Stand up for our health and our economy.

Patient access to new medicines in Canada is in jeopardy. The federal government is planning to drastically change how drugs are regulated in Canada. If implemented, the proposed changes will not only limit access to the latest treatments, it will also lead to a decline in investment in Canada’s vibrant life sciences sector, bringing job losses and fewer clinical trials.

There's too much at stake for us to remain silent.
Help spread the word on how these changes will affect Canadians:



PMPRB changes put patient access to new medicines at risk.

Canadians are now among the first worldwide to benefit from new therapies. However, the proposed regulatory changes will slow down or limit patient access to new medicines.

Recent research from EY clearly demonstrates that market conditions matter when global companies decide where to launch new medicines. Aggressive cost containment policies in other countries like Australia and New Zealand have led to patients getting access to new medicines much later than other OECD countries or not at all. Click here for the study.

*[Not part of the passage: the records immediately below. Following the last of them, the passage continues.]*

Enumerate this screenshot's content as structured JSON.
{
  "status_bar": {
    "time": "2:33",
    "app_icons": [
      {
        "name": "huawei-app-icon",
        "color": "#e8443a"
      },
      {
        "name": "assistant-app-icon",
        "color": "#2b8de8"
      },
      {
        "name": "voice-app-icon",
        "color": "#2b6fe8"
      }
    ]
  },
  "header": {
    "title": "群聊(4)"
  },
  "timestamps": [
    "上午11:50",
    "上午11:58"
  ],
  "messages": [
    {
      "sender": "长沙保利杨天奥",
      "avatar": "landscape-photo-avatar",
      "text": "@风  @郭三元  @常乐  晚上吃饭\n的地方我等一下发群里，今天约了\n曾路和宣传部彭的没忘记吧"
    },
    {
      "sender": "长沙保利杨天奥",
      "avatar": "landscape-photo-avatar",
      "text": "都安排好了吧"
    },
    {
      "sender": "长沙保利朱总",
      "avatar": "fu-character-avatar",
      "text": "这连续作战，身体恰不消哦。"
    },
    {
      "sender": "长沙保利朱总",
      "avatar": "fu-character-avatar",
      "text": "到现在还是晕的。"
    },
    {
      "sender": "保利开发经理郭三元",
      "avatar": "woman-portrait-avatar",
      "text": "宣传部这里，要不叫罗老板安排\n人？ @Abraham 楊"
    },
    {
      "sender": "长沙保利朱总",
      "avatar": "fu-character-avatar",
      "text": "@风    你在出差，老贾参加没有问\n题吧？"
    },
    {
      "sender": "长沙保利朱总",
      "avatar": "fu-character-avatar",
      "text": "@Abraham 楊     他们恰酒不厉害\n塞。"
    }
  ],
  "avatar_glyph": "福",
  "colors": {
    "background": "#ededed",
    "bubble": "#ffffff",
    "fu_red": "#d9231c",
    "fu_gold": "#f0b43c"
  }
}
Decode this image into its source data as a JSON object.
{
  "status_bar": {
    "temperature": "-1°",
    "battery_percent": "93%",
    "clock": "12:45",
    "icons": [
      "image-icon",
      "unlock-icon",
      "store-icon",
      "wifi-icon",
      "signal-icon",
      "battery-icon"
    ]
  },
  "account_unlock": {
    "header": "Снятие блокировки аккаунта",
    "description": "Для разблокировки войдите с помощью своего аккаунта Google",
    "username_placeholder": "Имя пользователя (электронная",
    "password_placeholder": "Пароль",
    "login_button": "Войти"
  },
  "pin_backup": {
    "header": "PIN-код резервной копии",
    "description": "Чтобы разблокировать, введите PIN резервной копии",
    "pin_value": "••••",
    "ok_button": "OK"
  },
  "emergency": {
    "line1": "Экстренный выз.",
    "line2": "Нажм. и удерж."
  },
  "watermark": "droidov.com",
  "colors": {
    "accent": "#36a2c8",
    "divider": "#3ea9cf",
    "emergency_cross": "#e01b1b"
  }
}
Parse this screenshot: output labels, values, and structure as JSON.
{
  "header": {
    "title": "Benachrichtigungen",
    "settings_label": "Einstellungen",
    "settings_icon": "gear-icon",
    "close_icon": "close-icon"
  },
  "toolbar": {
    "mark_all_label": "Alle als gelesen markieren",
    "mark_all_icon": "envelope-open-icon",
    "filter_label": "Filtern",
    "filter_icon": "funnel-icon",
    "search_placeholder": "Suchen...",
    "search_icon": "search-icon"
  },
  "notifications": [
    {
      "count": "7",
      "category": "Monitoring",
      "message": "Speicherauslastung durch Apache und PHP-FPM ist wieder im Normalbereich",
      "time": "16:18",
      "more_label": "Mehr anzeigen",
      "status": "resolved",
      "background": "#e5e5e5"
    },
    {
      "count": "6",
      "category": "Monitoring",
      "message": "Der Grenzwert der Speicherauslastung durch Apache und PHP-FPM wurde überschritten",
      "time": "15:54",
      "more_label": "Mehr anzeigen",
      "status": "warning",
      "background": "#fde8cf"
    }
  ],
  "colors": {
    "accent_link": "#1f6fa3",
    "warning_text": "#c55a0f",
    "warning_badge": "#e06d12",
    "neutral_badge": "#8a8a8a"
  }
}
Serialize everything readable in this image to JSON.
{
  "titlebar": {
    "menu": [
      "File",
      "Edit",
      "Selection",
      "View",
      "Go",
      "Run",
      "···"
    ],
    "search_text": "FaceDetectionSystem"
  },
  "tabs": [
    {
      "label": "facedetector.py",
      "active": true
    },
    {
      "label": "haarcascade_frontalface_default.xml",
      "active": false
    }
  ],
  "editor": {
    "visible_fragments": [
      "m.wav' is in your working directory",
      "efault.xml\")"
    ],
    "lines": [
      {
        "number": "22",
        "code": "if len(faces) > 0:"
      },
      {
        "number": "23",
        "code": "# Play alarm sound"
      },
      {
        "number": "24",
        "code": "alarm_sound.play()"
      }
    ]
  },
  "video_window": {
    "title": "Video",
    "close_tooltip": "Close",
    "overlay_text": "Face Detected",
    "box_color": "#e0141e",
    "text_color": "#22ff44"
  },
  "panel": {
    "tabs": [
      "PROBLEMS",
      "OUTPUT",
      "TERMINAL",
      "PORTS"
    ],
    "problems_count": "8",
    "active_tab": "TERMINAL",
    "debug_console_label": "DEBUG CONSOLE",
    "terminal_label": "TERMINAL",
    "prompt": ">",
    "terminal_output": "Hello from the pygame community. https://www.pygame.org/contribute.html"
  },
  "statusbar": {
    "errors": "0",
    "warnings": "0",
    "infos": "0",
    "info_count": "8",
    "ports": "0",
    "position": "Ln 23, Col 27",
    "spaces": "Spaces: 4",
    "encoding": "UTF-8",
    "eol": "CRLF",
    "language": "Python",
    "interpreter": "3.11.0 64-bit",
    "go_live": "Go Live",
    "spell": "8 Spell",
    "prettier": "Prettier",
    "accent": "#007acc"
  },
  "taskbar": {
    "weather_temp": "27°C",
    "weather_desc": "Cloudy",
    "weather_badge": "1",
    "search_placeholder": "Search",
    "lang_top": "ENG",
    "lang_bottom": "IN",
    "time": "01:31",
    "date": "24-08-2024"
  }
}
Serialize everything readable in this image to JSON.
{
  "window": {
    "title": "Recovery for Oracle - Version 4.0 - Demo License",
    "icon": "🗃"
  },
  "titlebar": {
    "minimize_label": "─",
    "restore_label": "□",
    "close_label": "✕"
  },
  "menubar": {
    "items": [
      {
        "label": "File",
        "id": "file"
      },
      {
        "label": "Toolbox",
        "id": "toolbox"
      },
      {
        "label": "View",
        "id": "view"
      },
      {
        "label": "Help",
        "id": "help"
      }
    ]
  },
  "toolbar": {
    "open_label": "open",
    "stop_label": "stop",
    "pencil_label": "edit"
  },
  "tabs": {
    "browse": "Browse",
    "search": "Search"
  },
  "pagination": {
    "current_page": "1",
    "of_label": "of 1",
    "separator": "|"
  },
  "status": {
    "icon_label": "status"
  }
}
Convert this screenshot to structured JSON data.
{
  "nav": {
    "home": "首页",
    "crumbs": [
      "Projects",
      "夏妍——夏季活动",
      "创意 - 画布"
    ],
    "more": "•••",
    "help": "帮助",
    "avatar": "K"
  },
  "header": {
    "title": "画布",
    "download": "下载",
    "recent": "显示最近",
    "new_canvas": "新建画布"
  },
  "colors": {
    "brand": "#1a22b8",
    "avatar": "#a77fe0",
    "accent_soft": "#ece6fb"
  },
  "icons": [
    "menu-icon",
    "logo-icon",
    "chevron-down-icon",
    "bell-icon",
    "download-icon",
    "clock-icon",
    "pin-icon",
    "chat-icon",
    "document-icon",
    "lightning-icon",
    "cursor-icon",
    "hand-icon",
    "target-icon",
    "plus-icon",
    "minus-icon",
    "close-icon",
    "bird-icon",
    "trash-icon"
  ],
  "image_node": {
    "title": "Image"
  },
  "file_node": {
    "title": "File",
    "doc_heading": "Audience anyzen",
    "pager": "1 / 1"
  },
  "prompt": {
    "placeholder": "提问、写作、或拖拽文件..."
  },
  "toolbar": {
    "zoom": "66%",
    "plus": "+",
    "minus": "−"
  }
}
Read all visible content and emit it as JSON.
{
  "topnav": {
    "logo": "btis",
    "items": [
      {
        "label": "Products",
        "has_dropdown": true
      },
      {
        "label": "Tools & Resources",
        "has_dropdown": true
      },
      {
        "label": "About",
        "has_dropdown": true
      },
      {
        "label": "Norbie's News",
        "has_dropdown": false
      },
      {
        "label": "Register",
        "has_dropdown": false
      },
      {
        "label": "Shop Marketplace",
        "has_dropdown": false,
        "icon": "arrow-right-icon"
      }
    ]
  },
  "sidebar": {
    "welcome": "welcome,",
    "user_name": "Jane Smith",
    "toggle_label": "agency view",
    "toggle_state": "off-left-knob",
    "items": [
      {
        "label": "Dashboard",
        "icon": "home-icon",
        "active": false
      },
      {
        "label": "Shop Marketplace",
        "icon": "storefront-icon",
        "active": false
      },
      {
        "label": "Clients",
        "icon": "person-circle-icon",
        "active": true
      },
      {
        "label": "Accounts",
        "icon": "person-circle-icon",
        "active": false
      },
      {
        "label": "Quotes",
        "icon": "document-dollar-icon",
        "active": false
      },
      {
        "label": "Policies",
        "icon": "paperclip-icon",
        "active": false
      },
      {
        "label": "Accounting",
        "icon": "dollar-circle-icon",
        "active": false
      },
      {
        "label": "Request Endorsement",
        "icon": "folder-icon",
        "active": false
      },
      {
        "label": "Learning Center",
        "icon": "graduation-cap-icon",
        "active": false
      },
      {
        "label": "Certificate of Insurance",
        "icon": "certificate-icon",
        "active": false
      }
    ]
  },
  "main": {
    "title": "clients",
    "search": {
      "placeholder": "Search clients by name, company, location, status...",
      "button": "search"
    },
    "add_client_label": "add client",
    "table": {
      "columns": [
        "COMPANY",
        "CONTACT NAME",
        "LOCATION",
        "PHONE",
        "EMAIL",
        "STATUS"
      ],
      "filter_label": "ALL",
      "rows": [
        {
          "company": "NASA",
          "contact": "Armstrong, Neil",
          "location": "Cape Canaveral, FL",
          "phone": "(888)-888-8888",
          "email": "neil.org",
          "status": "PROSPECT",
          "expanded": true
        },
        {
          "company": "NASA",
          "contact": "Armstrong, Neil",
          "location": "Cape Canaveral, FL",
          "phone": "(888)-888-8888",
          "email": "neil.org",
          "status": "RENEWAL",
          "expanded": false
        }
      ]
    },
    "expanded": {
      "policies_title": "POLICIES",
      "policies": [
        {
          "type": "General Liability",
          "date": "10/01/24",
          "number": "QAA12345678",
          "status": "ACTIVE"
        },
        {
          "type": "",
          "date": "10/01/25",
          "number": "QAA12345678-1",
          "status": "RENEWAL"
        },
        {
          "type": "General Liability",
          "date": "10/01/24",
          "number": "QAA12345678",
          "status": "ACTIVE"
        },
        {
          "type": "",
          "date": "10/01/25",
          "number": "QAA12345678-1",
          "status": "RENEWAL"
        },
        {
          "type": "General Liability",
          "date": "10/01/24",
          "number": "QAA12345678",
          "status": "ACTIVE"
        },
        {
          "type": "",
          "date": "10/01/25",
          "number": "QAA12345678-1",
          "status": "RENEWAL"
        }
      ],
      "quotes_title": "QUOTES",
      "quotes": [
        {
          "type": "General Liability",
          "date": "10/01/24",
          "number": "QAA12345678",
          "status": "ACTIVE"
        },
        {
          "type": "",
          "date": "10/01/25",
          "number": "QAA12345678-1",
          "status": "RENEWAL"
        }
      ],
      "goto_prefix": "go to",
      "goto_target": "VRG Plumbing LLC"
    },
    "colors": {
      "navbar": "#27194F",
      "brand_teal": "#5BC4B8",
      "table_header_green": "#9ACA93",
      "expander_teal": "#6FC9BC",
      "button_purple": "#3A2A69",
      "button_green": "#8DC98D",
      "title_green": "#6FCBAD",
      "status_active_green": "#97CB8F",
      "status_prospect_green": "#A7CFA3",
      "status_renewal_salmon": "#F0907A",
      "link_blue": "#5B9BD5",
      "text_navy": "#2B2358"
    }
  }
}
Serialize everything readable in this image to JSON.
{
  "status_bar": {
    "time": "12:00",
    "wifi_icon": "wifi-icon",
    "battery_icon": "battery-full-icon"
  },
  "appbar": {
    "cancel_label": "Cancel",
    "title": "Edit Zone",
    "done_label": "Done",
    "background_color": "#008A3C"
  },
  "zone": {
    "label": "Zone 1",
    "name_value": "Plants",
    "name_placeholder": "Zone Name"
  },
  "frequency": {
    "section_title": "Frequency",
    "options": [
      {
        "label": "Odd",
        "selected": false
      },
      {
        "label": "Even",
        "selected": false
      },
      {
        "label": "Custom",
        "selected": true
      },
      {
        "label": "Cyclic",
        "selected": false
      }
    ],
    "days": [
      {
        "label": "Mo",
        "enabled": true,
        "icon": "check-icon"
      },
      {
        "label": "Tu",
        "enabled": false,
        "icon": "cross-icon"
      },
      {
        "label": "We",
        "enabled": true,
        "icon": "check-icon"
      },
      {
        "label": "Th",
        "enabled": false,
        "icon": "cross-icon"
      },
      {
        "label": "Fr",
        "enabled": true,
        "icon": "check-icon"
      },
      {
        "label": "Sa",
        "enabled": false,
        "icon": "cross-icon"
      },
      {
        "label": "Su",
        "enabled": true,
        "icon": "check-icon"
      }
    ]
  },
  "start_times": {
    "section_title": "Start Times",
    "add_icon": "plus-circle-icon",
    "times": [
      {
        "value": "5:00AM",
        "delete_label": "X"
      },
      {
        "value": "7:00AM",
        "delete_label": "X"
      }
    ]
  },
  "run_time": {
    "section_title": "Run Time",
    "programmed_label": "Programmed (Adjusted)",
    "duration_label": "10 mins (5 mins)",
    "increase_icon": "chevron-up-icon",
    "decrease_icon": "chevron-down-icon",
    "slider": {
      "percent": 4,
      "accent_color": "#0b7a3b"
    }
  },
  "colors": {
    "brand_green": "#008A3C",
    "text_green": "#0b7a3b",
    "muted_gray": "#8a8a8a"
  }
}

The PMPRB changes will make Canada a less attractive place to invest in high-value research – and that includes clinical trials. Clinical trials allow patients and the health system early access to new promising medicines.

PMPRB changes will harm Canada's competitiveness.

The pharmaceutical industry contributes to a strong economy by employing 13,000 Canadians directly, supporting over 30,000 jobs in total and driving over $19 billion in annual economic activity.

However, the proposed federal drug regulations will affect the pharmaceutical industry's financial capacity to continue to invest in Canada.

According to the PMPRB's own numbers, these changes would lead to price reductions of up to 70%, a cut that no industry could sustain.

If implemented, these changes will result in reduced health research investments and the loss of high-quality jobs. The reform will also have a devastating impact on the broader Canadian biosciences sector because it depends on investments from pharmaceutical companies to thrive.


Newsroom:

  • Ottawa's unhealthy drug 'fix'

    The federal government is changing regulatory guidelines used by the Patented Medicine Prices Review Board (PMPRB) to force lower prices for new drugs. At the same time, Ottawa is considering ways to implement national pharmacare, which the federal Liberals are expected to announce as part of their upcoming budget. The official justification for both is the same: the cost of pharmaceuticals.

    National Post

  • PM's pricing plan may limit access to new drugs

    It seems clear - the Trudeau government wants Ottawa to become the public insurer for prescription drugs, in part to contain drug costs. In 2017, the government proposed changes to the way it limits drug prices in Canada. While lower prices may seem like a good thing, there's a catch.

    The Province

  • Ottawa’s push for lower drug costs may hurt patients, stunt innovation

    The federal government’s plan to lower prescription drug prices could impede access and thus limit the benefits of life-saving drugs and discourage innovation, finds a new study released today by the Fraser Institute, an independent, non-partisan Canadian public policy think-tank.

    The Nelson Star

  • New PMPRB rules could impact patients with rare diseases: study

    The federal government’s plan to increasingly regulate pharmaceutical costs could mean Canadians with rare diseases may lose access to new innovative drug treatments, according to a new study by the Fraser Institute.

    Benefits Canada

  • Pharmaceutical Regulation, Innovation, and Access to New Drugs: An International Perspective

    New drugs are emerging that promise improved treatments and in some cases even cures for diseases. But these drugs are expensive, and are heightening concerns from patients and insurers (particularly public insurers) about the prices that drug companies are asking for these medications.

    Fraser Institute

  • Prescription drug costs should be fair – not cheap

    A promise to bring down drug prices makes for a good sound bite, but what's more important is getting value for money.

    Globe & Mail

  • How Ottawa's using a fake drug crisis to force through damaging pharmaceutical policy

    Health policy in Canada is not evidence-based. For proof, look no further than the new drug-price regulations being implemented by the federal government, and its ongoing consideration of a new public monopoly drug-insurance program known as Pharmacare. The cost of patented drugs is the phony excuse driving both.

    Financial Post

  • The Trudeau government is building a wall to keep out life-saving drugs

    If you don’t know what the PMPRB is, you should — it holds the power of life and death over us

    Financial Post

  • UN ORGANISME D’UNE EFFICACITÉ DISCUTABLE

    Le Conseil d’examen du prix des médicaments brevetés (CEPMB) a été créé en 1987. L’un des mandats du CEPMB est d’assurer que le prix des médicaments brevetés ne soit pas « excessif ». Une des façons d’évaluer le prix « excessif » est de vérifier si le prix du médicament au Canada est dans la médiane parmi sept pays de comparaison.

    La Presse

  • Le prix des médicaments: la facilité ne sera pas la bonne solution

    Un gouvernement ne peut rester riche bien longtemps lorsque sa population ne peut plus conserver sa santé.

    HuffPost

Media Contact

Sarah Dion-Marquis
sdmarquis@imc-mnc.ca
613-769-6510